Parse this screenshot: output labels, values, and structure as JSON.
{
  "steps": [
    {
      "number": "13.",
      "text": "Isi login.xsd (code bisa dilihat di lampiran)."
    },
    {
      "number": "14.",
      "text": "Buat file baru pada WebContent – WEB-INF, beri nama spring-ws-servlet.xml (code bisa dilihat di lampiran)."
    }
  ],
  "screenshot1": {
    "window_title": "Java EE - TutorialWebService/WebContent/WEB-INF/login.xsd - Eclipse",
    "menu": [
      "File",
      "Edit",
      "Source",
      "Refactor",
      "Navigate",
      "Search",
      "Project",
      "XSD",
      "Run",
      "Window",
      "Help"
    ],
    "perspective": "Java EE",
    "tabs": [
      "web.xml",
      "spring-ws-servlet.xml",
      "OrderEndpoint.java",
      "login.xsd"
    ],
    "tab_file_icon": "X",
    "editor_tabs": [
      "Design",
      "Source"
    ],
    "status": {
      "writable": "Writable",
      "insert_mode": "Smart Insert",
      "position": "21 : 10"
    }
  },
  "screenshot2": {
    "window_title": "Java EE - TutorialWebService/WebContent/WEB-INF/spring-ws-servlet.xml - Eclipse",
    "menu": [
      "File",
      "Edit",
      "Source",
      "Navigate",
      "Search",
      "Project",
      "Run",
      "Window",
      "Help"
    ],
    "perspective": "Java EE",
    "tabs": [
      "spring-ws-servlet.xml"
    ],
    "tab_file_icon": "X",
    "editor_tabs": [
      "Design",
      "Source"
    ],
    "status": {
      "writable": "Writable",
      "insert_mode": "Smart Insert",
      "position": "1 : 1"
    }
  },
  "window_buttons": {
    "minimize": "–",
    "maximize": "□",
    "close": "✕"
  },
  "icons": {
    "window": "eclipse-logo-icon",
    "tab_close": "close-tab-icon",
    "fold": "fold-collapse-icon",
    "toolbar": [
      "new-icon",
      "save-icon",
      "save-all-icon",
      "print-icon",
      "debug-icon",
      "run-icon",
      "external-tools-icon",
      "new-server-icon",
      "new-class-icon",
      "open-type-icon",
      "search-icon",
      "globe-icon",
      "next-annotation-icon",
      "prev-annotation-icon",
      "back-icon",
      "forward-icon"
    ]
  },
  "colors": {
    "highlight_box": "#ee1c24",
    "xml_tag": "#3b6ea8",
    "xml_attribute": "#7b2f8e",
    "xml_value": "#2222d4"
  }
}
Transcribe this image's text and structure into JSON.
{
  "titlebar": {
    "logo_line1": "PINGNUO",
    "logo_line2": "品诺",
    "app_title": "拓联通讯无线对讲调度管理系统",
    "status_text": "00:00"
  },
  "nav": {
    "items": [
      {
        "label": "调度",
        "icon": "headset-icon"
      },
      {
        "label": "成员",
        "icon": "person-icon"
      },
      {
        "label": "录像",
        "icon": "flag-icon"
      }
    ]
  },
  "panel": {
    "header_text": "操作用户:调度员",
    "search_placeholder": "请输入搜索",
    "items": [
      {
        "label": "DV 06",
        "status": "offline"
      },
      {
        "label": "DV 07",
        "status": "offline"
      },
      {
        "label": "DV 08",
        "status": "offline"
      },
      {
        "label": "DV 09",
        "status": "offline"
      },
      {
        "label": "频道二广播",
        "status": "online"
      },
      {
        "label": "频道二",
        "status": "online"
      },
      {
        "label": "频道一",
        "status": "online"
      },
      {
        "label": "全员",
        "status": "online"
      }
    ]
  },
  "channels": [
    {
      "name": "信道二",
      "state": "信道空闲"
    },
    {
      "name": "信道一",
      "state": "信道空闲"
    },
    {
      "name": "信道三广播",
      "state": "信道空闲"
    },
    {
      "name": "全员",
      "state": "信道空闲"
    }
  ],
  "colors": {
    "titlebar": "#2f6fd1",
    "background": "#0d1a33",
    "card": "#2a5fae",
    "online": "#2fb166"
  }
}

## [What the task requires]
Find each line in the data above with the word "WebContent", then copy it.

## [Result]
      "text": "Buat file baru pada WebContent – WEB-INF, beri nama spring-ws-servlet.xml (code bisa dilihat di lampiran)."
    "window_title": "Java EE - TutorialWebService/WebContent/WEB-INF/login.xsd - Eclipse",
    "window_title": "Java EE - TutorialWebService/WebContent/WEB-INF/spring-ws-servlet.xml - Eclipse",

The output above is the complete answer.